*EXERCISE PROMPT:*
Below are some records. Pull every line that contains the word "structure".

Saved entries
=== Begin Enclosure ===

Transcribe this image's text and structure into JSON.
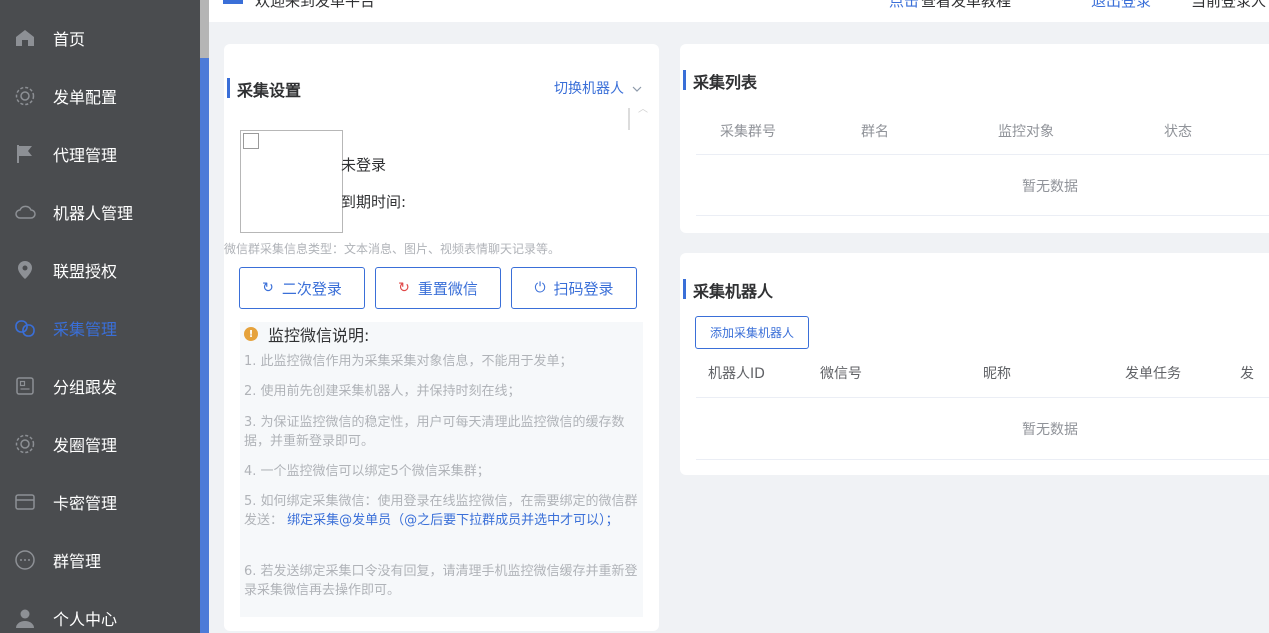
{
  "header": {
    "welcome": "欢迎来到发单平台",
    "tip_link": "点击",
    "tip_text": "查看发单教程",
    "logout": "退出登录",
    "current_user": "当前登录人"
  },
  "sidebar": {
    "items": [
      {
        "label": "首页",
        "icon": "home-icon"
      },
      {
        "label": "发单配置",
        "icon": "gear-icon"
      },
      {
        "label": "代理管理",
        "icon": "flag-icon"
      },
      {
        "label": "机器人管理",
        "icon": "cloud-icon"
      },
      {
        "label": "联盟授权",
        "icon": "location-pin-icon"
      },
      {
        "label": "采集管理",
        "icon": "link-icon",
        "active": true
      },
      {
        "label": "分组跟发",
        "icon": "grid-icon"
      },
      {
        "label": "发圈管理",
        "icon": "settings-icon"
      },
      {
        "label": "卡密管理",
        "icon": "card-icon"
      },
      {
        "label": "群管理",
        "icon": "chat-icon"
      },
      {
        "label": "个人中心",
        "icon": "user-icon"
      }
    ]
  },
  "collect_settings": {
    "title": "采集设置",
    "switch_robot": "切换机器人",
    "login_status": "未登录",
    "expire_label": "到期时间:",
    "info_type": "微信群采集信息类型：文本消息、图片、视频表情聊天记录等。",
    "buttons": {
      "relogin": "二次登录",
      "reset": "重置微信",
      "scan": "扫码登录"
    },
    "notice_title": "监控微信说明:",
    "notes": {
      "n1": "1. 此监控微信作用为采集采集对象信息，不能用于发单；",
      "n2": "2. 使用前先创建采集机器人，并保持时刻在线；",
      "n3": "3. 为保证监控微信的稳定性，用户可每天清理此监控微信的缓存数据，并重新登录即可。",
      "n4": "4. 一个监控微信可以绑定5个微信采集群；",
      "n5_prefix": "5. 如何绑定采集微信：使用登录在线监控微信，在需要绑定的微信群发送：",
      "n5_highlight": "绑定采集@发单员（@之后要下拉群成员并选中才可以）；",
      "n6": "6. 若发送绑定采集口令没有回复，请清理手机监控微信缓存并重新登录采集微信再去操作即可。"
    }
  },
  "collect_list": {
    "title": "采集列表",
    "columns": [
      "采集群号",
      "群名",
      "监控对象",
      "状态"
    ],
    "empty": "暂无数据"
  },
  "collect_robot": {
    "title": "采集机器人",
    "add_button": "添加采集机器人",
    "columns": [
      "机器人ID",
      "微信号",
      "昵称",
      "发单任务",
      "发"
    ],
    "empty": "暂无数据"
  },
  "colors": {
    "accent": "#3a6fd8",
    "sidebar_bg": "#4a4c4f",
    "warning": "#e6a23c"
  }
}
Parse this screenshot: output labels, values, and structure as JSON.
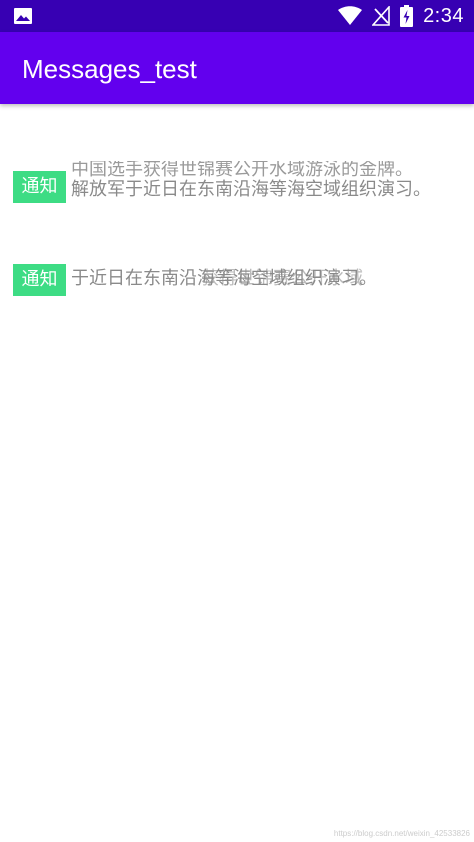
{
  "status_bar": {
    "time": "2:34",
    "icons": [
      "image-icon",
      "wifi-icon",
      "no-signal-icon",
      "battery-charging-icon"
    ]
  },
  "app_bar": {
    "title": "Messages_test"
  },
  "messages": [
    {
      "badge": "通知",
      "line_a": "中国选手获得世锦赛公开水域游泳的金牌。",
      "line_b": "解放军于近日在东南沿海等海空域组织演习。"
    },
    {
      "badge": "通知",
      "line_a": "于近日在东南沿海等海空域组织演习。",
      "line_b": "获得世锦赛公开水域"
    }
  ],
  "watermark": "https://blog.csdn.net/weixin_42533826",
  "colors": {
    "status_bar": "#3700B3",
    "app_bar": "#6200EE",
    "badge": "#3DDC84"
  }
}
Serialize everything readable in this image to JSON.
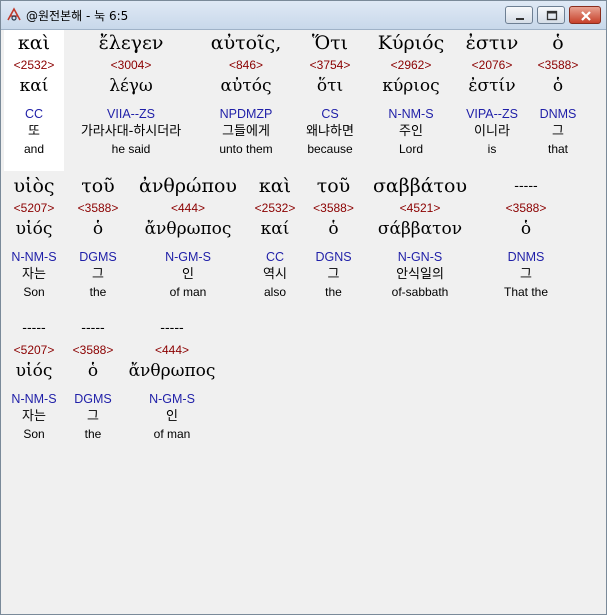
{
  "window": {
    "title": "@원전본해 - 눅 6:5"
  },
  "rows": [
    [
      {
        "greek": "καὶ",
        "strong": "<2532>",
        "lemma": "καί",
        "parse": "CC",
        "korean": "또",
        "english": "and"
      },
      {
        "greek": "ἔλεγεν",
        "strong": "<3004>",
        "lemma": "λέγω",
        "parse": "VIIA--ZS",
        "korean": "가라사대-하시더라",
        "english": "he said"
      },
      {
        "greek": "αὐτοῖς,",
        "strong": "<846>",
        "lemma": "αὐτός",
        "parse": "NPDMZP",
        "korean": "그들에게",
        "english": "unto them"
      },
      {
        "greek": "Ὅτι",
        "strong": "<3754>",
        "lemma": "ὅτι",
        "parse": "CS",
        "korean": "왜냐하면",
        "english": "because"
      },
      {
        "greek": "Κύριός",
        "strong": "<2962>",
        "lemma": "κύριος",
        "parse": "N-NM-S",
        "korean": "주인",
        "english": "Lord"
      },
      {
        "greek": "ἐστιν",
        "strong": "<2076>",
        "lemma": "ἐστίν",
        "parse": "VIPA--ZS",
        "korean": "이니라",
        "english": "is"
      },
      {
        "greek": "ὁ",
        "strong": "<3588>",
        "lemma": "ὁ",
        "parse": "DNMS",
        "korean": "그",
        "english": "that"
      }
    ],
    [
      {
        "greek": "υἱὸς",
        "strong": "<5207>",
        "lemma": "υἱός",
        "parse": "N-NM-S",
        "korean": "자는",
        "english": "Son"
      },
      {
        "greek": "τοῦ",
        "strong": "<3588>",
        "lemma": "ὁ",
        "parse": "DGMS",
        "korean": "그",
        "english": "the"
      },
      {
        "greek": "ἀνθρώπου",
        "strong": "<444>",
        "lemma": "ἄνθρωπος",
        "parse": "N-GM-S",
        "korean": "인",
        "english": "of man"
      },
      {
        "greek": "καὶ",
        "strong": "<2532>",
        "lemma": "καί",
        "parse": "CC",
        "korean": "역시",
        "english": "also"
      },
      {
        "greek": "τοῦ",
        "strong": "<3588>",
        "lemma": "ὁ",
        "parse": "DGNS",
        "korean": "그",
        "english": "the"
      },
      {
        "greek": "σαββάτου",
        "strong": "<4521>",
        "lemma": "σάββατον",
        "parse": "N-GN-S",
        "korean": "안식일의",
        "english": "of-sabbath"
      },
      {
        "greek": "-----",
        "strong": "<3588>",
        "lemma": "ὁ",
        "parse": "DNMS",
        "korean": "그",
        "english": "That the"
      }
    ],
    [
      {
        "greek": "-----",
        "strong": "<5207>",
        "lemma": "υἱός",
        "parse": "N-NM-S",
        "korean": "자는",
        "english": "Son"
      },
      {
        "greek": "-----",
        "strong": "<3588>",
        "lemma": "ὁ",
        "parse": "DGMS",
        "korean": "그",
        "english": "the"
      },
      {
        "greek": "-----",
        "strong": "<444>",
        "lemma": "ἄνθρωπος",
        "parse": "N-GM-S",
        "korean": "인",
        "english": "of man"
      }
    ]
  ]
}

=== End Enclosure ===

*EXERCISE SOLUTION:*
Transcribe this image's text and structure into JSON.
Parse this screenshot: output labels, values, and structure as JSON.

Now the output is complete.